As Judge Considers Challenge To Early Census Deadline, Arkansas Officials Consider Impact
Arkansas could lose billions of dollars in future federal funding because of a new 2020 census deadline. On Thursday, a federal judge extended a temporary restraining order that was to expire that day to Sept. 24 because the government had not produced all documents requested by the court.
On Aug. 3, U.S. Census Bureau Director Steven Dillingham announced the deadline for states to accept responses is now Sept. 30, a full month earlier than the original deadline.
Brad Cameron, communications chair for Arkansas Counts, says this new deadline will have an impact statewide, especially for disadvantaged communities.
“Literally overnight we went from a 90-day countdown to give out the count for the 2020 census to just under 60,” Cameron said. “Why that’s extraordinarily important to us is because this is going to most adversely affect our hard-to-count populations.”
He said those include children under five, the elderly, homeless, communities of color and rural residents throughout the state.
On Sept. 5, U.S. District Judge Lucy Koh issued the temporary restraining order against the Census Bureau and U.S. Department of Commerce, which oversees the agency. The order was put into place to stop efforts to wind down the 2020 Census. The original end date was Oct. 31.

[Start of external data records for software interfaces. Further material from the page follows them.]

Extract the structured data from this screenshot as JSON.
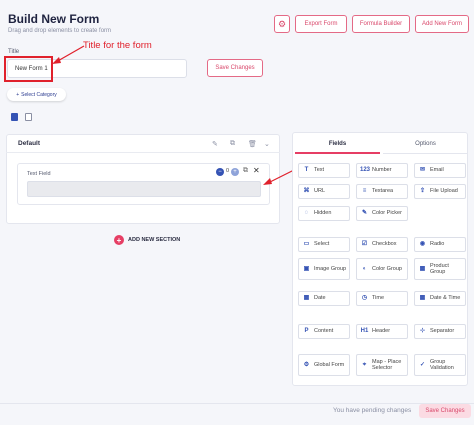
{
  "header": {
    "title": "Build New Form",
    "subtitle": "Drag and drop elements to create form",
    "export_label": "Export Form",
    "formula_label": "Formula Builder",
    "add_label": "Add New Form"
  },
  "form": {
    "title_label": "Title",
    "title_value": "New Form 1",
    "annotation": "Title for the form",
    "save_label": "Save Changes",
    "category_label": "Select Category"
  },
  "section": {
    "name": "Default",
    "field_label": "Text Field",
    "field_count": "0",
    "add_section_label": "ADD NEW SECTION"
  },
  "sidebar": {
    "tab_fields": "Fields",
    "tab_options": "Options",
    "items": [
      {
        "icon": "T",
        "label": "Text"
      },
      {
        "icon": "123",
        "label": "Number"
      },
      {
        "icon": "✉",
        "label": "Email"
      },
      {
        "icon": "⌘",
        "label": "URL"
      },
      {
        "icon": "≡",
        "label": "Textarea"
      },
      {
        "icon": "⇪",
        "label": "File Upload"
      },
      {
        "icon": "◌",
        "label": "Hidden"
      },
      {
        "icon": "✎",
        "label": "Color Picker"
      },
      {
        "icon": "▭",
        "label": "Select"
      },
      {
        "icon": "☑",
        "label": "Checkbox"
      },
      {
        "icon": "◉",
        "label": "Radio"
      },
      {
        "icon": "▣",
        "label": "Image Group"
      },
      {
        "icon": "◐",
        "label": "Color Group"
      },
      {
        "icon": "▦",
        "label": "Product Group"
      },
      {
        "icon": "▦",
        "label": "Date"
      },
      {
        "icon": "◷",
        "label": "Time"
      },
      {
        "icon": "▦",
        "label": "Date & Time"
      },
      {
        "icon": "P",
        "label": "Content"
      },
      {
        "icon": "H1",
        "label": "Header"
      },
      {
        "icon": "⊹",
        "label": "Separator"
      },
      {
        "icon": "⚙",
        "label": "Global Form"
      },
      {
        "icon": "⌖",
        "label": "Map - Place Selector"
      },
      {
        "icon": "✓",
        "label": "Group Validation"
      }
    ]
  },
  "footer": {
    "pending_text": "You have pending changes",
    "save_label": "Save Changes"
  },
  "colors": {
    "accent": "#e63e64",
    "annotation": "#e0212c",
    "icon_blue": "#3553b4"
  }
}
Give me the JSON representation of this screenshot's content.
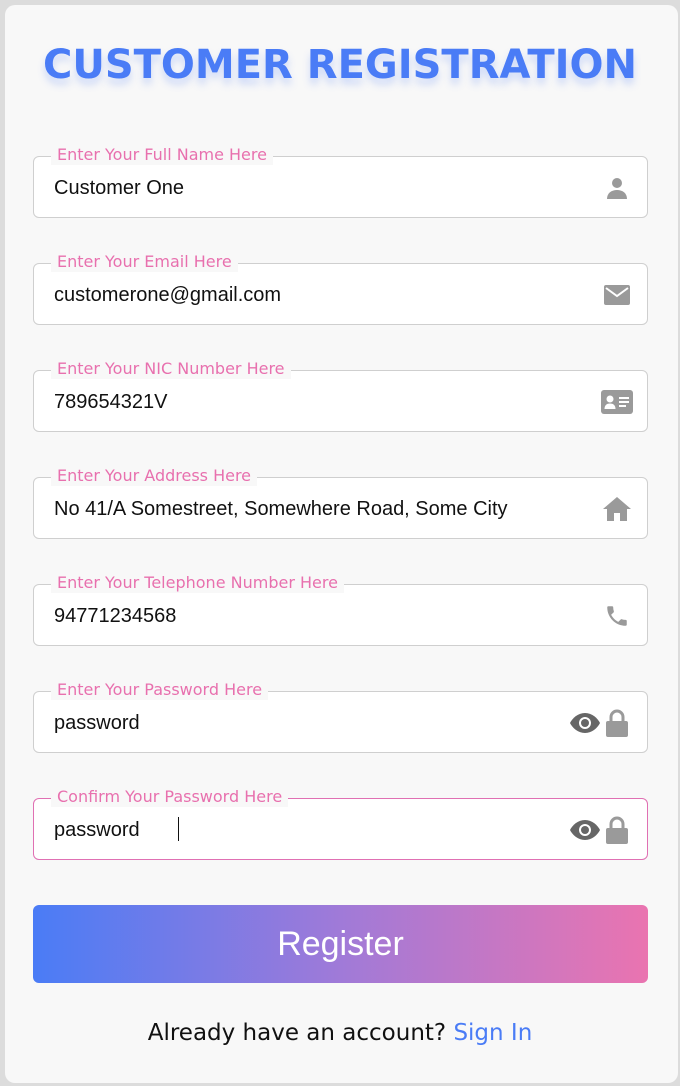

Although this would buy Arkansas more time to accept responses, Cameron said he’s still uncertain what this means for door-knocking activities because of COVID-19. He’s also unsure if he can “really, really rely on that extended deadline.”
Margaret Powell, director of external affairs for the City of North Little Rock, said the city’s self-responding rate could contribute it receiving less money for programs and services.
“North Little Rock is at 61.4% self-responding, and that leaves us almost with 40% who have not responded,” Powell said. “That’s not good enough.”
Many cities in Arkansas are using various approaches to advertise for citizens to complete the census. Some of those methods have include using social media, handing out flyers and setting up information tables outside of shopping centers.
Powell is taking a different approach by creating a contest for those that have completed their census in North Little Rock. She said $1,000 will be given to a resident who makes a video after completing their census. The winner must use the hashtag #CountMeInNLR! and upload their videos to Facebook. The deadline is Sept. 30.
Robert Price, manager of the 2020 Census effort in Jacksonville, said the city is in need of programs that a good census response can help fund, like healthcare, education, special education and housing.
For some kids, he says school meals are the only meals they receive. Price said a good census count would contribute to funding such services for schools in Jacksonville.
“So we feed every kid that needs it for breakfast and lunch, and that money is completely determined — the amount of money that our school system gets is completely determined by a census count,” Price said.
To complete the census, citizens can go to my2020census.gov or call 844-330-2020.